Collected data entries:
==========
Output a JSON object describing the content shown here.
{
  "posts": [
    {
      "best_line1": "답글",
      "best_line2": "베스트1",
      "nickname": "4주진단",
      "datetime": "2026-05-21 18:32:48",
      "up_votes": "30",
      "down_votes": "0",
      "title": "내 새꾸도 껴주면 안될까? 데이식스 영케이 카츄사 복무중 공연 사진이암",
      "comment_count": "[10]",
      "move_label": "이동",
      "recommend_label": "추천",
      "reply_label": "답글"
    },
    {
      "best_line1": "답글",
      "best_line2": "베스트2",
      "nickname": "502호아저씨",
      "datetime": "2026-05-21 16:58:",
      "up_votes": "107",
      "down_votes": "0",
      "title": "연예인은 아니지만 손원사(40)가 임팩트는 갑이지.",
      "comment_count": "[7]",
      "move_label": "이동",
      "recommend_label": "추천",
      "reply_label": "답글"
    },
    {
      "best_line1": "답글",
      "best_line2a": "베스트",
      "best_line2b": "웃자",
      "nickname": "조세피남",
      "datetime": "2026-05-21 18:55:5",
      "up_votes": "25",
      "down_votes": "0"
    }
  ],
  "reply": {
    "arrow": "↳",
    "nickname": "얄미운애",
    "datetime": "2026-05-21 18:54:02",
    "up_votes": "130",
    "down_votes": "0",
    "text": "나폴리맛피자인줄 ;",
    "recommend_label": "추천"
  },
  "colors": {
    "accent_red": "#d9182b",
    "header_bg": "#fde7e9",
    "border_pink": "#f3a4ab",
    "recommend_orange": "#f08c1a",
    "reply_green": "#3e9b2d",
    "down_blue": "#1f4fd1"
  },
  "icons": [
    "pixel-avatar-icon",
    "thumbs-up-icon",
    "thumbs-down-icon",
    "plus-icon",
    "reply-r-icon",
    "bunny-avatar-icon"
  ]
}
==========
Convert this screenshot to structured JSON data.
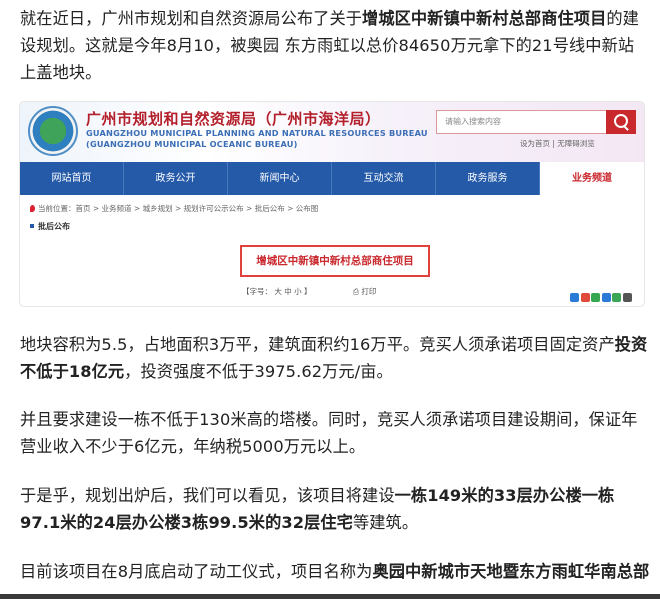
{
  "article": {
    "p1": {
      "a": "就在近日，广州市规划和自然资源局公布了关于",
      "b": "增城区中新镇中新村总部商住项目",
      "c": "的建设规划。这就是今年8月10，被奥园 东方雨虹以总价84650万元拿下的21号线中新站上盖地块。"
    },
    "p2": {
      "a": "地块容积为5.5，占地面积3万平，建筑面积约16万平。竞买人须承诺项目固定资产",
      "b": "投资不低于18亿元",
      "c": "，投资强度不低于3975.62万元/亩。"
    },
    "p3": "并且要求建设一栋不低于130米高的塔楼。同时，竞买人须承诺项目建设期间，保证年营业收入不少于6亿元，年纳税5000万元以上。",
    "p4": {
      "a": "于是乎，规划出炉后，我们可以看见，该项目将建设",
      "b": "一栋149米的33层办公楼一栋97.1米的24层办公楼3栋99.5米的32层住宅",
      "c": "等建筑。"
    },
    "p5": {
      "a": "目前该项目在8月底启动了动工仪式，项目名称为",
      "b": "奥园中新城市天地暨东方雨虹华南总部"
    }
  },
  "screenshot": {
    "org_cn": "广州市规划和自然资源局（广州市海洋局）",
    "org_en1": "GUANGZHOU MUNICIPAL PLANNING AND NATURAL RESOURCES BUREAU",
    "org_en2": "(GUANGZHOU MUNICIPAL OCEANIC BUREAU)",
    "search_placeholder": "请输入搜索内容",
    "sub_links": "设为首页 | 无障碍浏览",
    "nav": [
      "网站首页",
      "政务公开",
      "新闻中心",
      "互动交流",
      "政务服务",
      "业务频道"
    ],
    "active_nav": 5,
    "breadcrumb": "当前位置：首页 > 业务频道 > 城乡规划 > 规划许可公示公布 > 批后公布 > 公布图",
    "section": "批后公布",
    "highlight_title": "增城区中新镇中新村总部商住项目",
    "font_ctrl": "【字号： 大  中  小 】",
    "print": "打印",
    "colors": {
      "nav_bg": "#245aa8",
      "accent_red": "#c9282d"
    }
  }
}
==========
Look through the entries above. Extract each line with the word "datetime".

Answer space:
      "datetime": "2026-05-21 18:32:48",
      "datetime": "2026-05-21 16:58:",
      "datetime": "2026-05-21 18:55:5",
    "datetime": "2026-05-21 18:54:02",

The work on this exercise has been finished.